On MTI We usually try and highlight the good as well as the bad aspects of the trade. We like to think that there are many great people who try to make a difference, but appreciate that with high financial stakes involved customers do not always feel like they have received the experience they deserve.
Speaking from a personal point of view from I have been in and around the car selling and fixing business for more years than I care to remember and although I cannot claim to be perfect I like to think I treated people pretty much how I would like to be treated myself.
I think that unfortunately, like many jobs in this world, there will always come a time of complacency or times when you just have an off day. We all have them but unfortunately in this business your off day may coincide with a customer who has saved for years to finally buy the new car they have always dreamed about.

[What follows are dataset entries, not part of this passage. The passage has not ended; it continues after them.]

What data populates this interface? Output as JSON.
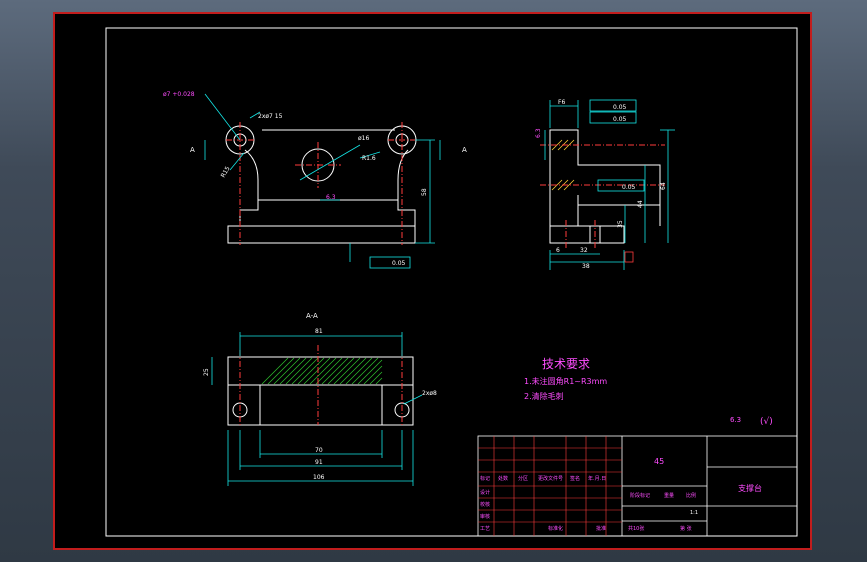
{
  "sheet": {
    "section_label": "A",
    "section_title": "A-A",
    "surface_roughness_value": "6.3",
    "general_roughness": "(√)"
  },
  "dims": {
    "front": {
      "hole_tl": "2xø7 15",
      "hole_tl2": "ø7 +0.028",
      "phi16": "ø16",
      "r15": "R15",
      "r16": "R1.6",
      "h58": "58",
      "ra": "6.3",
      "flat": "0.05",
      "phi_top": "2xø7"
    },
    "side": {
      "f6": "F6",
      "tol1": "0.05",
      "tol2": "0.05",
      "tol3": "0.05",
      "h64": "64",
      "h44": "44",
      "h35": "35",
      "w6": "6",
      "w32": "32",
      "w38": "38",
      "ra": "6.3",
      "flat": "0.05"
    },
    "section": {
      "w81": "81",
      "w70": "70",
      "w91": "91",
      "w106": "106",
      "h25": "25",
      "hole": "2xø8"
    }
  },
  "notes": {
    "title": "技术要求",
    "line1": "1.未注圆角R1~R3mm",
    "line2": "2.清除毛刺"
  },
  "title_block": {
    "material": "45",
    "part_name": "支撑台",
    "row_labels": [
      "标记",
      "设计",
      "校核",
      "审核",
      "工艺"
    ],
    "header_cells": [
      "处数",
      "分区",
      "更改文件号",
      "签名",
      "年.月.日"
    ],
    "stage_label": "阶段标记",
    "weight_label": "重量",
    "scale_label": "比例",
    "scale_value": "1:1",
    "sheets": "共10张",
    "sheet_no": "第 张",
    "std": "标准化",
    "approve": "批准"
  }
}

Unfortunately this collision of worlds ends up with them meeting the sales person having their bad day but that salesperson may not realise that the consequences of that bad day ends up having far reaching ramifications.
In other words we become immune to the fact that, to the buyer who is just about to make a major commitment, this process is vital whereas to the sales person it’s just another customer buying just another car. Unfortunately it is a rather expensive “just another car” but to the sales person then and there it might as well be loose change.
That is probably why the suspicion of car dealers has grown over the years, and unfortunately it has festered in such a way that some customers expect buying a car to be flat out stressful and are often fully prepared for a fight.
Of course it is rather sad that it ever got to this stage and – although there is still a long way to go, and some companies are making rather a meal out of just giving customers what they want – there are still examples every day of disillusioned customers who shop for cars purely on price on the assumption that if they are to receive poor service they may as well get that poor service as cheaply as possible.
I was starkly reminded of this recently when I went to visit a friend who runs a busy showroom near York. I was waiting for him to finish a meeting before we went for lunch and was sitting in the showroom enjoying the hello magazine and a coffee. The showroom was pleasingly busy with all the staff dealing with customers and either demonstrating cars or collecting info. There was a real buzz about the place and a great atmosphere.
This was until a lady, clearly agitated that she had not been seen within 1 minute, started remonstrating with the showroom host who was trying manfully to explain that all the sales staff were with customers and would she like a coffee or to make an appointment to re-visit when she had more time. The lady was having none of it and gave the immortal line “well if you don’t want to sell me a car I shall go elsewhere”
I have heard this many times and often wonder if this is because they have had such a bad experience before they feel it’s best to go in all attack mode, or that the trade has such a poor reputation that they feel they can say or do anything and everyone will immediately jump.
I don’t know what the answer is but what I do know is you can only do what you can and if the place is full of customers waiting to be served and you do not have an appointment then that’s just the way it is. As long as the staff try to make you feel as welcome and as comfortable as possible and offer you an alternative then that should be fine.
The truth is I suspect, like a microcosm of life, there are both rude sales staff and equally rude customers, so really it’s probably best if neither of them ever meet each other.
Although I’m sure it would be worth watching.